  • Transparency: reinforcing the requirement for transparency – all individuals must be provided with the necessary information so that they understand how their data is being collected and used, including whether the data is to be transferred to third parties.
  • Data Portability: introducing a new requirement dealing with access to personal data, including the right of data portability. This would require organisations (eg, social media businesses, cloud storage providers etc) to permit customers to move their data to new organisations offering similar products or services.
  • The ‘Right to be Forgotten’: introducing a ‘right to be forgotten’, requiring a service provider to delete personal data where there is no longer any legitimate reason for keeping it.
  • International Transfer of Data: reforming the rules to reflect the current way that data is transferred internationally, including improving the current system of ‘binding corporate rules’ to make compliance simpler and less burdensome. This would mean that all data protection authorities would have to recognise ‘binding corporate rules’ approved by an individual data protection authority.
  • Data Protection Officer: the possibility of businesses being required to have a Data Protection Officer.
  • Enforcement: the strengthening of coordination and cooperation between national data protection authorities to make sure data protection rules are enforced consistently.

The Reform Ahead

It is clear that some of the changes will be welcomed as they will give rise to significant costs savings for businesses seeking to maintain compliance in numerous Member States – this will help to promote innovation and growth. However, the potential changes relating to data portability, the right to be forgotten and data breach notification will require significant investment and further compliance activity in order for businesses to implement them effectively. This has implications for all organisations, including insurance companies, financial service institutions, social media organisations and search engine providers.

Whilst the reform will ultimately promote confidence in data protection and privacy, we need to be careful not to burden businesses with unnecessary requirements. As we prepare for the impending announcement from the European Commission in early 2012, it is important that businesses understand and prepare to implement the changes. At this stage, we have still not been told how and when exactly the reform will be implemented. If it is to be implemented as part of a revision to the Data Protection Directive, then we risk further inconsistent implementation and interpretation at a Member State level.

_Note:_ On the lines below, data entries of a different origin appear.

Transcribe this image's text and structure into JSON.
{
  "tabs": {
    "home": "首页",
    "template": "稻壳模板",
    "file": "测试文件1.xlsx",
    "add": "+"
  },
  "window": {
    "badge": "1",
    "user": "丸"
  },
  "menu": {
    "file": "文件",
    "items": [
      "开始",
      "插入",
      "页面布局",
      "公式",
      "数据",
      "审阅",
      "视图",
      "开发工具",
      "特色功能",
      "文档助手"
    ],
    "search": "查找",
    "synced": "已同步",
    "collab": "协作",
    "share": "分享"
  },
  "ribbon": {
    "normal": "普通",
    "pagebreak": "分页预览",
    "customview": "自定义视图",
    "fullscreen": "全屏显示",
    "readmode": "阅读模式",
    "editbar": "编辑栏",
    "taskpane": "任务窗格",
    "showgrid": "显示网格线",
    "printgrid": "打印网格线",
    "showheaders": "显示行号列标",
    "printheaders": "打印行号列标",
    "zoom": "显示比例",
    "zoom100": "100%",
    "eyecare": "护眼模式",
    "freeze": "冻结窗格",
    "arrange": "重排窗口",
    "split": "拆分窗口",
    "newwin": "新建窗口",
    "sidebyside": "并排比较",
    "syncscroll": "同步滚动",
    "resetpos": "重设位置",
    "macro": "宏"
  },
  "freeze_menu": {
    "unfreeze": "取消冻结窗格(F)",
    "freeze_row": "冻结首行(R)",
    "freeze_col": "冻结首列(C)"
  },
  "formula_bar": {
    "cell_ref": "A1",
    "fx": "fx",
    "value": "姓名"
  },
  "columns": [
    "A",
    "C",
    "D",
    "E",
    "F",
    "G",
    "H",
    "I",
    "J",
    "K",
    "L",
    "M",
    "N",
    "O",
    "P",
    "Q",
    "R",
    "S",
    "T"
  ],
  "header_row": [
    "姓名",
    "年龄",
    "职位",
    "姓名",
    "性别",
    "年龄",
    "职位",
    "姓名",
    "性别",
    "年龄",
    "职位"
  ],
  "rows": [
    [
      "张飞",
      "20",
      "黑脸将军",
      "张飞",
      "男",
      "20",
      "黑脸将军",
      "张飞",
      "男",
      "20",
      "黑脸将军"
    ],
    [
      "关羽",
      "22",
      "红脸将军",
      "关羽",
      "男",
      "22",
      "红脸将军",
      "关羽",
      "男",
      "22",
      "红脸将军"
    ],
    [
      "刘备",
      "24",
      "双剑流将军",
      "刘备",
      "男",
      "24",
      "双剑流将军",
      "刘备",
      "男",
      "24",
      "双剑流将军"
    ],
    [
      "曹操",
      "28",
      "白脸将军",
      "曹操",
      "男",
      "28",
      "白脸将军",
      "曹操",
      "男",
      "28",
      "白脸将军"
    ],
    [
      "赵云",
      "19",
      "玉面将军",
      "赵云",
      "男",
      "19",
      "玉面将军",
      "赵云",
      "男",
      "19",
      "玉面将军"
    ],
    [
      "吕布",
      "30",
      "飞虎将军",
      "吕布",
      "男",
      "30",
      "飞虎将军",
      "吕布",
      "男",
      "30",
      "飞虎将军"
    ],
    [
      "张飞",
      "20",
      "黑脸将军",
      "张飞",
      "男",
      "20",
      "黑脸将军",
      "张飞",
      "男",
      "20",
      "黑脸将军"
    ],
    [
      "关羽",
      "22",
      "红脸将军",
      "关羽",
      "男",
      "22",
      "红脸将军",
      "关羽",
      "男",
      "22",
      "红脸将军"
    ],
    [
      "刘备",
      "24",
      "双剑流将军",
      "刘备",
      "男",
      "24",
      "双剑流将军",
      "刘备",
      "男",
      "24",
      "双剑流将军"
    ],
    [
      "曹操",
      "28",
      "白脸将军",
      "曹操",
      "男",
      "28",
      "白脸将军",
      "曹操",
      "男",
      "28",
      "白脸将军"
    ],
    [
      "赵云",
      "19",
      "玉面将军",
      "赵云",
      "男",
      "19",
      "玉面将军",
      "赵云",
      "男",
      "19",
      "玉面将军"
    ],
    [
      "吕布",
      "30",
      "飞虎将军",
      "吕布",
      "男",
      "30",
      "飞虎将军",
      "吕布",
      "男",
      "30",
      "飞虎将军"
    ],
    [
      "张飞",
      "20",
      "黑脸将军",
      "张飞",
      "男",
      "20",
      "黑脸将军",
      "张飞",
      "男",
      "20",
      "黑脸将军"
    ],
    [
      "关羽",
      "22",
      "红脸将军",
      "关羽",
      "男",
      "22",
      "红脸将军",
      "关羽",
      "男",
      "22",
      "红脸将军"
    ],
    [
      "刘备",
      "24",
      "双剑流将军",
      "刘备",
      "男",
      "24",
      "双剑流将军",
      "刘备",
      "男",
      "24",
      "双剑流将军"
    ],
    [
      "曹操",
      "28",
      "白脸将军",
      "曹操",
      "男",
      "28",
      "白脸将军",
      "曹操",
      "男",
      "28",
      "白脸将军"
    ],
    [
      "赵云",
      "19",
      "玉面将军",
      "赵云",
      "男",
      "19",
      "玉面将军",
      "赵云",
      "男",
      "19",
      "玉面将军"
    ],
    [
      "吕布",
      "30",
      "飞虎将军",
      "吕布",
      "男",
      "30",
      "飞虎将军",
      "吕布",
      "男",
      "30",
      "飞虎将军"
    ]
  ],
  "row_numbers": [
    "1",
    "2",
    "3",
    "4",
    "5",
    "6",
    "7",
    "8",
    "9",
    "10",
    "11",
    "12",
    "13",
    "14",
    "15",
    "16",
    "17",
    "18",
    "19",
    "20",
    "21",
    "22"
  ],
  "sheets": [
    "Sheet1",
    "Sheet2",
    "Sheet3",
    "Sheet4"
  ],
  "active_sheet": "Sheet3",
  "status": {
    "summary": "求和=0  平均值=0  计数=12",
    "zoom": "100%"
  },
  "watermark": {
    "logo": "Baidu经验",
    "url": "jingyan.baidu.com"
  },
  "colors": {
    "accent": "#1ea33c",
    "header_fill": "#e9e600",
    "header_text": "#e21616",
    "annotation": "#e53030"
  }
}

If it is to be implemented through a Regulation, then the reform will have direct effect at a Member State level and will become law from the relevant date set out in the Regulation.  

Richard Graham is a Partner at Edwards Wildman (